This "smart network" leads us down a slippery slope. If the providers say that they can give better quality of service to certain kinds of traffic, this means that they can distinguish between traffic. Can these people then hide behind the common carrier argument for Peer-to-Peer traffic? They'll have to clamp down on illegal filesharing since they've just proved that they can know this kind of traffic. They may be loath to do this, because, admit it, it is one of the reasons many people get broadband in the first place.

What is to stop a provider from discriminating against independent service providers? If Comcast makes sure its video site runs superfast while Google Video runs, well, a tad slowly, on the Comcast network, Comcast makes a lot of money, while Google will be forced to pay money to Comcast (which will earn money for no reason but the fact that it is the only cable broadband provider in my area). Vonage has already complained in places of their service being sabotaged by service providers with their own VoIP offerings.

As I said, the devious mind can think of a number of ways in which this net non-neutrality is a bad thing. That being said, I'm still trying to figure out if free market economics, with technology may actually result in a positive outcome for this. Lets see where this leads.

Thursday, June 08, 2006

Fortune is carrying a special section on team-work and what makes great teams click. The most fascinating article by far is the article on the peloton, the pack of cyclists that make up the bulk of the contingent doing the Tour dé France. It is a story evocative of the Godfather, omérta, and "all for one, one for all" semantics.

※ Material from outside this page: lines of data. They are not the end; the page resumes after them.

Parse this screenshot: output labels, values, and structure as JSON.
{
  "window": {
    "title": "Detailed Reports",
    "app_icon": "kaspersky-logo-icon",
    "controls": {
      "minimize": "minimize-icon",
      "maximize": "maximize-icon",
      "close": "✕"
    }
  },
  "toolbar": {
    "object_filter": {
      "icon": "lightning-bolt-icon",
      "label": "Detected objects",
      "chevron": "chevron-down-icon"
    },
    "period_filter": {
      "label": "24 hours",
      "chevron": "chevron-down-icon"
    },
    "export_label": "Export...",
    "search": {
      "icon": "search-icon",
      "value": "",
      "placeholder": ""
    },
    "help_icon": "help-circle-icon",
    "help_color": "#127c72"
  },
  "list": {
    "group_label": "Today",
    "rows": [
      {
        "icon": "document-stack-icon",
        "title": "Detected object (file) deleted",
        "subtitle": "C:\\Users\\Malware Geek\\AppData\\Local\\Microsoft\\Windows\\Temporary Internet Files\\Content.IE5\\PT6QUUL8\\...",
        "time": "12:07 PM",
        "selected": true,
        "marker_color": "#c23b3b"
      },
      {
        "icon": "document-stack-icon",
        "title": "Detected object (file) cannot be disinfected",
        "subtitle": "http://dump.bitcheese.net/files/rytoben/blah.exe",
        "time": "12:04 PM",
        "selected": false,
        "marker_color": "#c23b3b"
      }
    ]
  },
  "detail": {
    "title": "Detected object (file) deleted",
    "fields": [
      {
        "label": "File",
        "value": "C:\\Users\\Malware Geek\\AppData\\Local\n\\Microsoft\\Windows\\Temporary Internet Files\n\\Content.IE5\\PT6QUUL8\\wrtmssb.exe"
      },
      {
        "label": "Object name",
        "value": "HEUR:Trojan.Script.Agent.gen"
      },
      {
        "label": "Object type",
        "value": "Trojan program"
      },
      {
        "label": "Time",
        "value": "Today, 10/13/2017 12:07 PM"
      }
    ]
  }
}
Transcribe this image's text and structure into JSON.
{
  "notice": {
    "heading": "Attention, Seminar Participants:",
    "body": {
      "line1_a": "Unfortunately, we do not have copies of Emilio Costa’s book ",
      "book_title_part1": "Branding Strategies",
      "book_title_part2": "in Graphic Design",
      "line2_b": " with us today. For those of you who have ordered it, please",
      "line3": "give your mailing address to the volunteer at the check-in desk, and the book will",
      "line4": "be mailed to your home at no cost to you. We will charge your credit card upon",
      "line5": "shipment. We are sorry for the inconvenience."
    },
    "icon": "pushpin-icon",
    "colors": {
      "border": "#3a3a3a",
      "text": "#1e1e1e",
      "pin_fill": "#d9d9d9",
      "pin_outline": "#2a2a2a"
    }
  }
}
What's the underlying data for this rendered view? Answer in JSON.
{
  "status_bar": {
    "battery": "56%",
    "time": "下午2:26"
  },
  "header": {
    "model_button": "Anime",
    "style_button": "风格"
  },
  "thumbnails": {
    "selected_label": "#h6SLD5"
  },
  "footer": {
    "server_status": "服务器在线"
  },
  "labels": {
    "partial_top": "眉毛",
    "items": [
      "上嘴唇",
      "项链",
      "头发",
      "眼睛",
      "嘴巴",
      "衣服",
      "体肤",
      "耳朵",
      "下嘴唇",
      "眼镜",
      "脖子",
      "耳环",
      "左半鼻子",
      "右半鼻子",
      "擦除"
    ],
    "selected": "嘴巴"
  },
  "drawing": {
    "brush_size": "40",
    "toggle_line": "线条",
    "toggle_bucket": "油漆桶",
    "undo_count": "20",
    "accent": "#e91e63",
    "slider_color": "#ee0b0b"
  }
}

And if you thought Lance Armstrong was only about very low heart rates, the stamina of ten men and the mental toughness of a hundred, think again.

Check it out here.

Monday, June 05, 2006

The Tune in My Head

I'm amazed by how evocative music is for me personally. A couple of weekends back, a friend riding shotgun with me was rummaging through the pile of CDs in my car. He put in this CD compilation I'd burnt maybe a year and a half back. The title was "Assorted Mix".
Fat lot of help that title is. This was before I started labeling my CDs more seriously. I now have titles like "September '05" or "San Diego - Las Vegas road trip". That is much more helpful.
This compilation "Assorted Mix" is very random. It crosses genres (Eminem to Blondie to Linkin Park) and time-zones ( though the music's mostly from the '90s).
However, even as I was driving down WA-520 and I-5, there were times I'd see myself at different places in different states of mind. There I was, in my room in C-block, worrying over my word-lists on a lazy sunday afternoon, and probably wasting too much time chatting with Alhad. Then I was in grad school, sitting in a lab by myself, wrapping my head around some esoteric networking concept, thinking if Eminem meant me when he said "Success is my only motherf*$%ing option, failure's not". Linkin Park's "In the End" was another favorite in those maddening and frustrating times.
I've mellowed down since the times when only rock music was an outlet. I've been listening to a wide variety of music over the past year now - electronica, world music. I've taken a stab at trying listening to *gasp* Indian classical music (the gasp is because it's me doing this attempt).

Time to burn a few more mix CDs.